- Improving mobility and strength: Therapists design exercises and activities to improve joint mobility, muscle strength, and endurance.
- Adaptive strategies: They teach children adaptive techniques to perform daily activities with less joint stress or pain.
- Equipment and assistive devices: Occupational therapists recommend and provide assistive devices, including splints, adaptive tools, or modifications, to improve independence in daily tasks.
Occupational therapy empowers children with JIA to participate in meaningful activities and enhances their overall well-being.
When it comes to treating JIA in Nigeria, sometimes you have to cut to the chase with surgery.
Surgery is an option for treating Juvenile Idiopathic Arthritis (JIA) when other methods fail to provide relief. Here are the steps involved in the surgical treatment of JIA:
- Evaluation: The orthopedic surgeon will assess the severity of joint damage and determine if surgery is necessary.
- Preparation: Before surgery, the patient’s overall health will be evaluated, and any necessary medical clearances will be obtained.
- Surgical procedure: Depending on the specific joint affected, different surgical procedures can be performed, such as synovectomy, joint fusion, or joint replacement.
- Recovery: After surgery, the patient will undergo a rehabilitation program to regain strength and mobility in the affected joint.
- Monitoring: Regular follow-up appointments will be scheduled to monitor the patient’s progress and address any potential complications.
Surgery can greatly improve the quality of life for JIA patients by reducing pain, improving joint function, and preventing further joint damage.
What is the Prognosis for JIA in Nigeria?
The outlook for Juvenile Idiopathic Arthritis (JIA) in Nigeria can vary depending on various factors. Early detection and appropriate treatment are crucial in improving long-term results. However, limited access to healthcare resources and socioeconomic disparities can impact the prognosis for JIA in Nigeria. Additionally, the type and severity of JIA can also influence the prognosis.

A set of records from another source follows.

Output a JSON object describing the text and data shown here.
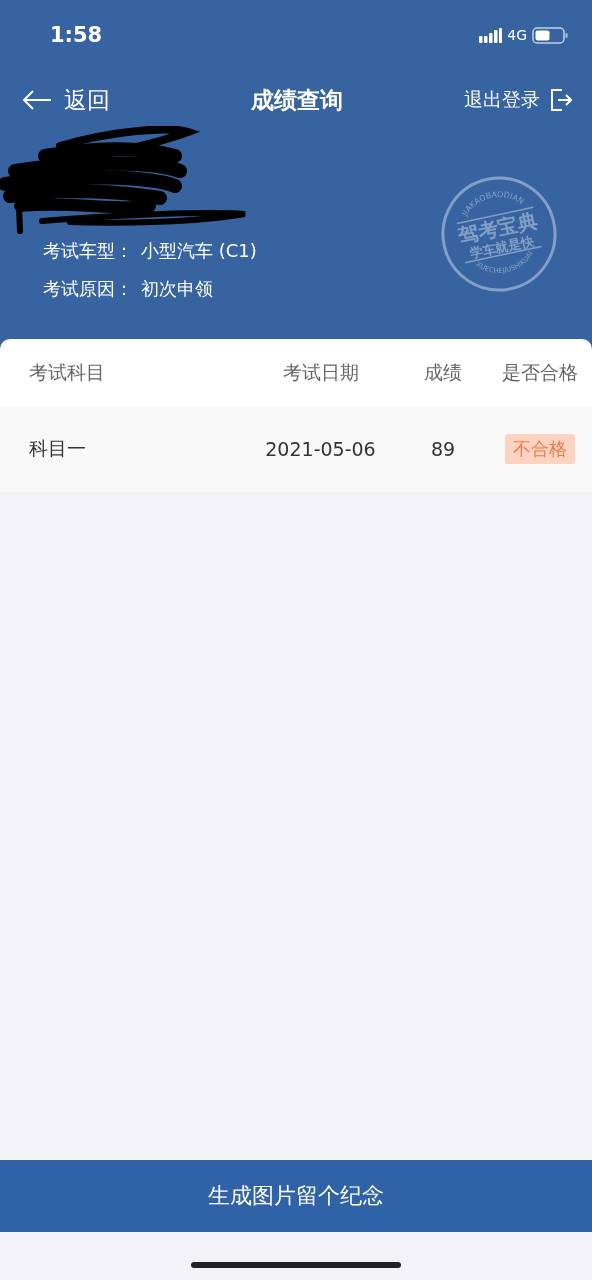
{
  "status_bar": {
    "time": "1:58",
    "network": "4G"
  },
  "nav": {
    "back": "返回",
    "title": "成绩查询",
    "logout": "退出登录"
  },
  "info": {
    "redacted": true,
    "fields": [
      {
        "label": "考试车型：",
        "value": "小型汽车 (C1)"
      },
      {
        "label": "考试原因：",
        "value": "初次申领"
      }
    ]
  },
  "seal": {
    "top_arc": "JIAKAOBAODIAN",
    "line_1": "驾考宝典",
    "line_2": "学车就是快",
    "bottom_arc": "XUECHEJIUSHIKUAI"
  },
  "table": {
    "columns": [
      "考试科目",
      "考试日期",
      "成绩",
      "是否合格"
    ],
    "rows": [
      {
        "subject": "科目一",
        "date": "2021-05-06",
        "score": "89",
        "result": "不合格",
        "passed": false
      }
    ]
  },
  "footer_button": "生成图片留个纪念"
}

It is crucial for individuals with JIA in Nigeria to receive timely and effective treatment to manage symptoms, reduce joint damage, and enhance overall quality of life. Regular monitoring and follow-up care are also essential for ensuring optimal outcomes.

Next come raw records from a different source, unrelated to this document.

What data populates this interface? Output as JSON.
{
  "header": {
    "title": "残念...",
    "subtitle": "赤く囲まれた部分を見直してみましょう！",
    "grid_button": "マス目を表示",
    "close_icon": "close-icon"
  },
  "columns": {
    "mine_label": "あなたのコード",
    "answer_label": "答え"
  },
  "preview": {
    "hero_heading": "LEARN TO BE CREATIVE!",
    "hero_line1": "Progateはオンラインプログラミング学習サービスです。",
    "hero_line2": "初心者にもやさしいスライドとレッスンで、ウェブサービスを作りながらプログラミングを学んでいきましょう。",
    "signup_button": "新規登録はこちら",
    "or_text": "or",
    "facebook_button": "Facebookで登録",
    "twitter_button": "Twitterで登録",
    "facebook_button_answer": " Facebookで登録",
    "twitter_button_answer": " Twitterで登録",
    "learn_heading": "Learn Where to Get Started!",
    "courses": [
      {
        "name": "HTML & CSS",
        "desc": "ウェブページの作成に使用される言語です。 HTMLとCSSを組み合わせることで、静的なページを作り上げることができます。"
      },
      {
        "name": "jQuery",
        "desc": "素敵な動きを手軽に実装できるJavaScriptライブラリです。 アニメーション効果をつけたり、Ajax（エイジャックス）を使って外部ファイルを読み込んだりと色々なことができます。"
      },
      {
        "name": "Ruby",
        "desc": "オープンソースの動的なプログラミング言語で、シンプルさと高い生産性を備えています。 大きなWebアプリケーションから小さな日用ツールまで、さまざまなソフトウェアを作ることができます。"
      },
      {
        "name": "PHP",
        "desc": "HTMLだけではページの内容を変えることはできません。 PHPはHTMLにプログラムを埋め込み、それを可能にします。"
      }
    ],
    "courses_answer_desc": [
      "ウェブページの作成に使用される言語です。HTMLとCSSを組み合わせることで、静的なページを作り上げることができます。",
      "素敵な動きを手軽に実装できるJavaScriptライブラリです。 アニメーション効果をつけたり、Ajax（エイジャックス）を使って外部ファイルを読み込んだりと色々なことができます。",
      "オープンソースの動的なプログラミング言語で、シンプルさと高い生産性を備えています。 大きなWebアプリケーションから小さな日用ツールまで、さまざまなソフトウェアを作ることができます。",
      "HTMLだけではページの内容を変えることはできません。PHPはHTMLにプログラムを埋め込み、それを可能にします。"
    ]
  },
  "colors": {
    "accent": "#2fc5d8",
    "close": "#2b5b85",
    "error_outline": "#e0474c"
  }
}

Frequently Asked Questions
What is Juvenile idiopathic arthritis?
Juvenile idiopathic arthritis (JIA) is a chronic autoimmune disorder that causes joint pain, stiffness, and swelling in children under the age of 16. It is the most common type of arthritis in children and can affect children in Nigeria as well.

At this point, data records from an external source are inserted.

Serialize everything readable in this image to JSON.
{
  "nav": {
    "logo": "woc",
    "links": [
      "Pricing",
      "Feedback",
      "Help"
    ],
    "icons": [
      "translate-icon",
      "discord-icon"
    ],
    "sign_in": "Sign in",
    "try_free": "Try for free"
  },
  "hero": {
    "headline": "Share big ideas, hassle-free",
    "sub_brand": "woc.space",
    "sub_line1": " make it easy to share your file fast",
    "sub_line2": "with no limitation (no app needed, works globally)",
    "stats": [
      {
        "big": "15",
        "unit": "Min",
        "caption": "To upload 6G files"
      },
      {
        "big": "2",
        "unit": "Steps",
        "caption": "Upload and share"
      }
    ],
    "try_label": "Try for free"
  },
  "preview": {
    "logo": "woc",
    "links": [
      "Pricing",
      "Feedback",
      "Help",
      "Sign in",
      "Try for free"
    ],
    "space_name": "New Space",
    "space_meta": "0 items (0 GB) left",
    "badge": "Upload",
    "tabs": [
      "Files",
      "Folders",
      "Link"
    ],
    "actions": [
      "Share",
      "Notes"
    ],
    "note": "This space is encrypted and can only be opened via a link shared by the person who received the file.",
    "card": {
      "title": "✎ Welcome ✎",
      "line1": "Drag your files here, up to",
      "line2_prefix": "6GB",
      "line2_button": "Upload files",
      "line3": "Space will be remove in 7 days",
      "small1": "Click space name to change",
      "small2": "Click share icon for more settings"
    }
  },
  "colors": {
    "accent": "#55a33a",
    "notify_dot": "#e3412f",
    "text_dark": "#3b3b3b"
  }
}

What are the symptoms of Juvenile idiopathic arthritis in Nigeria?
The symptoms of Juvenile idiopathic arthritis in Nigeria may include joint pain, stiffness, swelling, loss of appetite, fatigue, and fever. It may also cause joint damage and deformities if not properly treated.
How is Juvenile idiopathic arthritis diagnosed in Nigeria?
Juvenile idiopathic arthritis can be diagnosed through a physical examination, medical history, blood tests, and imaging tests such as X-rays and MRI. It is important to consult a rheumatologist for proper diagnosis and treatment.
Is there a cure for Juvenile idiopathic arthritis in Nigeria?
Currently, there is no cure for Juvenile idiopathic arthritis. However, with early diagnosis and proper treatment, the symptoms can be managed and the progression of the disease can be slowed down. Treatment may include medications, physical therapy, and lifestyle changes.
Can children with Juvenile idiopathic arthritis in Nigeria lead a normal life?
Yes, with proper treatment and management, children with Juvenile idiopathic arthritis in Nigeria can lead a normal life. It is important for parents and caregivers to work closely with healthcare professionals to ensure the child receives the necessary care and support.
How can I support a child with Juvenile idiopathic arthritis in Nigeria?
You can support a child with Juvenile idiopathic arthritis in Nigeria by providing emotional and physical support, encouraging them to adhere to their treatment plan, and helping them make necessary lifestyle changes. You can also advocate for increased awareness and access to resources for children with JIA in Nigeria.